▶ _THE TASK_
Filter the records below down to lines containing "name".

Segment Start: MATERIAL FOR THIS TASK

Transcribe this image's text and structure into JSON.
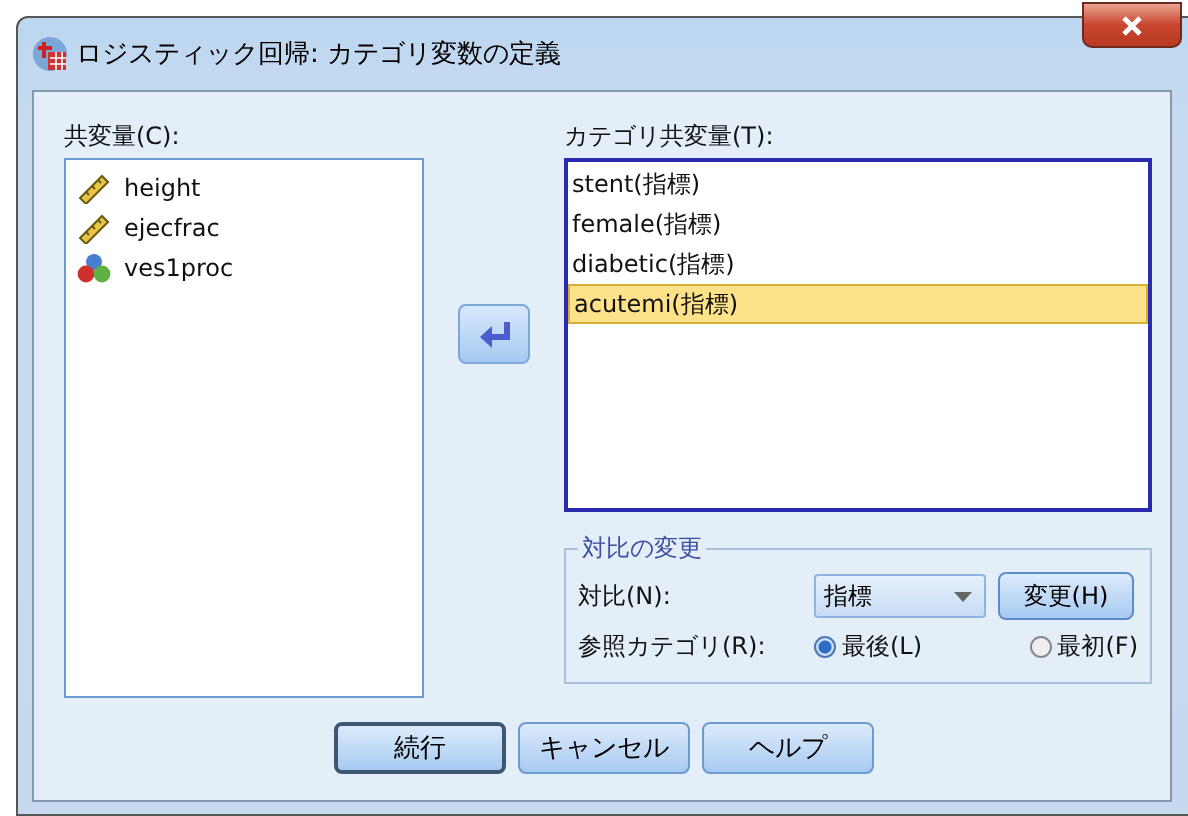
{
  "window": {
    "title": "ロジスティック回帰: カテゴリ変数の定義"
  },
  "covariates": {
    "label": "共変量(C):",
    "items": [
      {
        "name": "height",
        "kind": "scale"
      },
      {
        "name": "ejecfrac",
        "kind": "scale"
      },
      {
        "name": "ves1proc",
        "kind": "nominal"
      }
    ]
  },
  "categorical": {
    "label": "カテゴリ共変量(T):",
    "items": [
      {
        "name": "stent(指標)",
        "selected": false
      },
      {
        "name": "female(指標)",
        "selected": false
      },
      {
        "name": "diabetic(指標)",
        "selected": false
      },
      {
        "name": "acutemi(指標)",
        "selected": true
      }
    ]
  },
  "change_contrast": {
    "title": "対比の変更",
    "contrast_label": "対比(N):",
    "contrast_value": "指標",
    "change_button": "変更(H)",
    "reference_label": "参照カテゴリ(R):",
    "options": [
      {
        "label": "最後(L)",
        "selected": true
      },
      {
        "label": "最初(F)",
        "selected": false
      }
    ]
  },
  "buttons": [
    {
      "label": "続行",
      "default": true
    },
    {
      "label": "キャンセル",
      "default": false
    },
    {
      "label": "ヘルプ",
      "default": false
    }
  ]
}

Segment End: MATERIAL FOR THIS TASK

▶ _OUTPUT FOR THIS TASK_
        "name": "height",
        "name": "ejecfrac",
        "name": "ves1proc",
        "name": "stent(指標)",
        "name": "female(指標)",
        "name": "diabetic(指標)",
        "name": "acutemi(指標)",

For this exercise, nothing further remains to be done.